Sarah has been busy with her essays and the planning of a trip around Europe. She came home briefly for a couple of days last week to order an InterRail ticket and also organise her accommodation for next year.
I drove over to Rothwell one late afternoon last week, to help Charlotte and Suraj with their front lawn. It had been looking very bedraggled after the shocking winter we have had and was in need of some tlc. Charlotte had decided that it was to be put under slate and that’s what we did. It took a couple of hours to dig it out, lay slabs and put down the slate. Looks very good.
Jamie has been busy at work and also on his car. He spent a day in the garage changing part of his exhaust system and I gave him a hand. He obviously enjoys working on his car as a couple of days later he did the same for a friend of his, this time I didn’t lend a hand. After he had done I popped over to his flat for a coffee and to see what he had been doing to his bathroom. He had wired in a very modern mirror that gave the impression of being a window (but obviously wasn’t), quite novel and combined with some stenciled quotations on the opposite wall, it looked very effective.
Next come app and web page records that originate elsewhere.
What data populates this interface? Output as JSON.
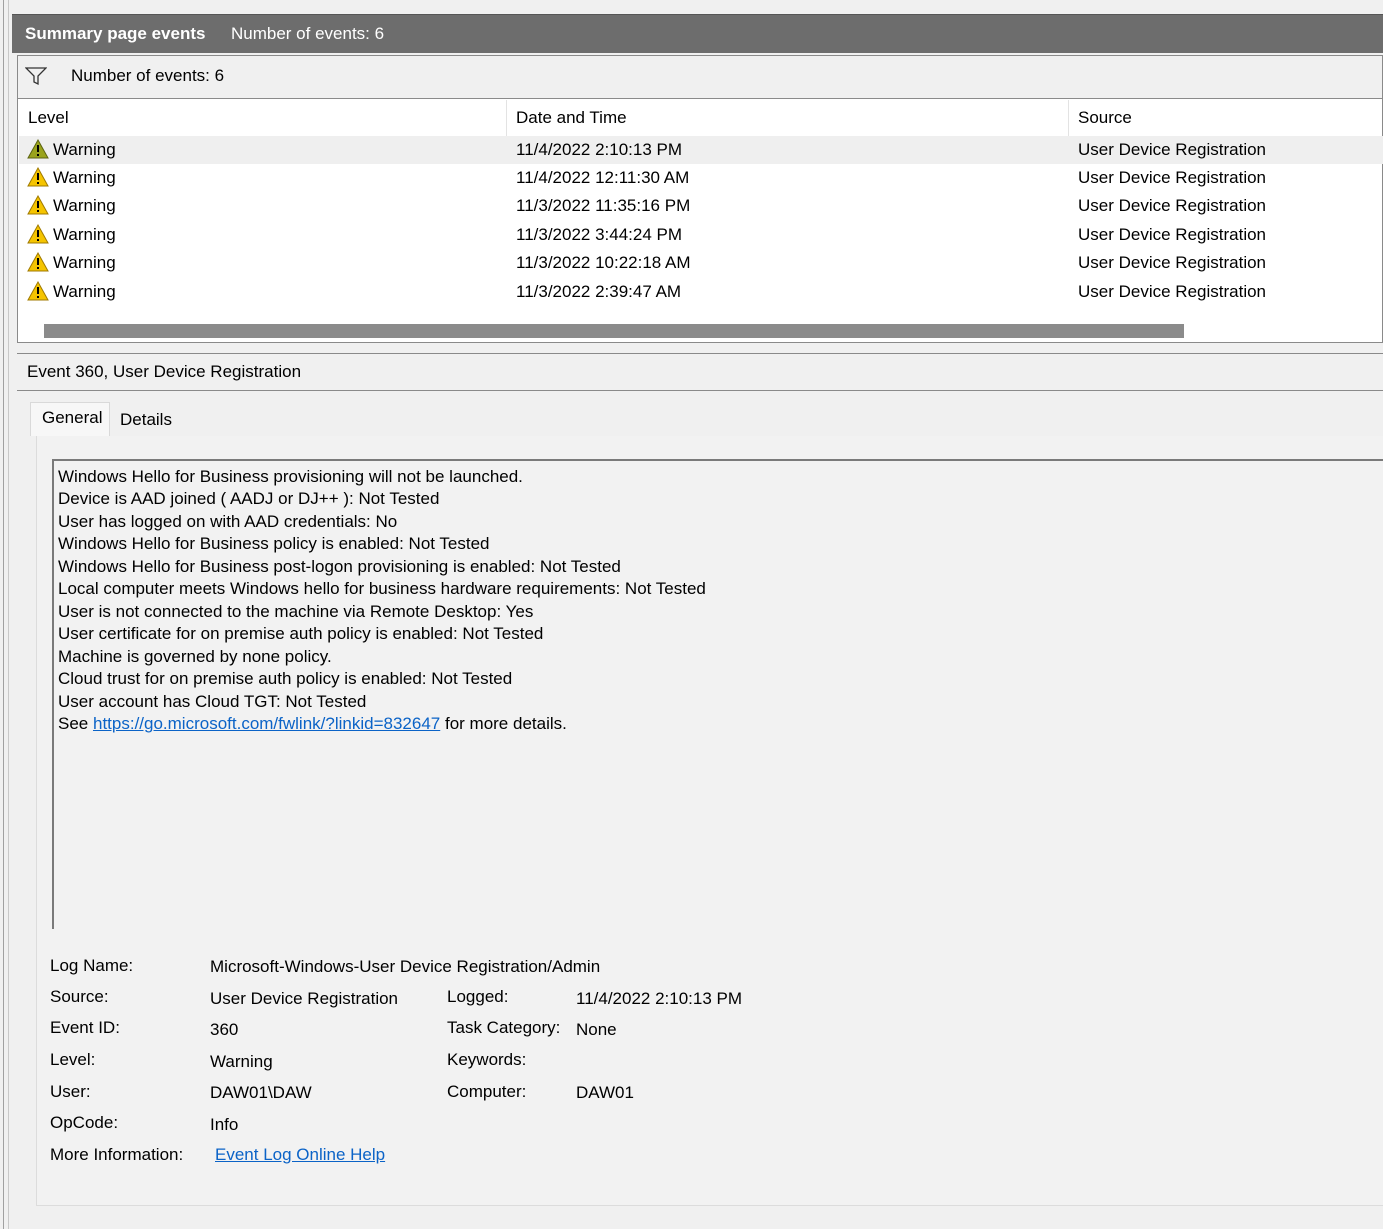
{
  "summary": {
    "title": "Summary page events",
    "count_label": "Number of events: 6"
  },
  "filter": {
    "icon": "filter-icon",
    "count_label": "Number of events: 6"
  },
  "table": {
    "columns": [
      "Level",
      "Date and Time",
      "Source"
    ],
    "rows": [
      {
        "level": "Warning",
        "datetime": "11/4/2022 2:10:13 PM",
        "source": "User Device Registration",
        "icon": "warning-icon"
      },
      {
        "level": "Warning",
        "datetime": "11/4/2022 12:11:30 AM",
        "source": "User Device Registration",
        "icon": "warning-icon"
      },
      {
        "level": "Warning",
        "datetime": "11/3/2022 11:35:16 PM",
        "source": "User Device Registration",
        "icon": "warning-icon"
      },
      {
        "level": "Warning",
        "datetime": "11/3/2022 3:44:24 PM",
        "source": "User Device Registration",
        "icon": "warning-icon"
      },
      {
        "level": "Warning",
        "datetime": "11/3/2022 10:22:18 AM",
        "source": "User Device Registration",
        "icon": "warning-icon"
      },
      {
        "level": "Warning",
        "datetime": "11/3/2022 2:39:47 AM",
        "source": "User Device Registration",
        "icon": "warning-icon"
      }
    ]
  },
  "detail": {
    "title": "Event 360, User Device Registration",
    "tabs": [
      "General",
      "Details"
    ],
    "message_lines": [
      "Windows Hello for Business provisioning will not be launched.",
      "Device is AAD joined ( AADJ or DJ++ ): Not Tested",
      "User has logged on with AAD credentials: No",
      "Windows Hello for Business policy is enabled: Not Tested",
      "Windows Hello for Business post-logon provisioning is enabled: Not Tested",
      "Local computer meets Windows hello for business hardware requirements: Not Tested",
      "User is not connected to the machine via Remote Desktop: Yes",
      "User certificate for on premise auth policy is enabled: Not Tested",
      "Machine is governed by none policy.",
      "Cloud trust for on premise auth policy is enabled: Not Tested",
      "User account has Cloud TGT: Not Tested"
    ],
    "see_prefix": "See ",
    "see_link": "https://go.microsoft.com/fwlink/?linkid=832647",
    "see_suffix": " for more details.",
    "meta": {
      "log_name_label": "Log Name:",
      "log_name": "Microsoft-Windows-User Device Registration/Admin",
      "source_label": "Source:",
      "source": "User Device Registration",
      "logged_label": "Logged:",
      "logged": "11/4/2022 2:10:13 PM",
      "event_id_label": "Event ID:",
      "event_id": "360",
      "task_category_label": "Task Category:",
      "task_category": "None",
      "level_label": "Level:",
      "level": "Warning",
      "keywords_label": "Keywords:",
      "keywords": "",
      "user_label": "User:",
      "user": "DAW01\\DAW",
      "computer_label": "Computer:",
      "computer": "DAW01",
      "opcode_label": "OpCode:",
      "opcode": "Info",
      "more_info_label": "More Information:",
      "more_info_link": "Event Log Online Help"
    }
  }
}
For once Suraj gets his own paragraph. He and I went to see the quite excellent film ‘Oblivion’. We have the same taste in genre and are now planning to see the new Star Trek saga. He has been quite busy with his hobby of repairing and selling laptops to make a little extra cash, and it seems a quite lucrative venture. On Friday we managed to get a round of golf in, we had to pair up to make a foursome with a couple of amiable chaps as there was a tournament later on that day. We had several downpours during the round and our new chums got soaked as they had no rain gear to put on. It was a sprint back to the clubhouse to avoid a very nasty looking cloud.